The result was the banding together of country music’s female artists like never before, and renewed push from all sectors to make sure female performers are being fairly represented on radio, awards shows, and in the country music industry overall. In the end, Hill’s comments may have very well had the opposite effect. Though the women of country still face an uphill battle, they’re beginning to return to radio, and there’s now a conscious effort to be inclusive to women throughout the industry. (read more)
#1 Sony Nashville CEO Gary Overton’s Comments on Radio

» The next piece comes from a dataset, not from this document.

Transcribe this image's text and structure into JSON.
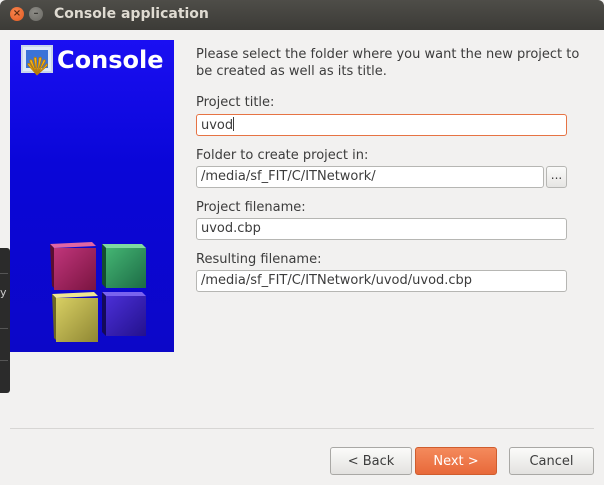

On February 25, the CEO for Sony Nashville at the time uttered the words, “If you’re not on the radio, you don’t exist,” and a proverbial firestorm ensued. Numerous Texas country artists publicly criticized the CEO for his words, including Aaron Watson, and Charlie Robison. Robison’s rant inspired Florida Georgia Line to respond, and eventually Gary Overton lost his job, though many believe he was on his way out of the position before the comments went public.
Gary Overton’s comments became a rallying cry for many of country music’s independent artists who are not played on the radio. In the face of more and more independent artists releasing successful records, including multiple titles that went #1 in 2015, Overton’s comments symbolized just how out-of-touch the country music industry is and was with the shifting tides in music.
The Dumbest Stories of 2015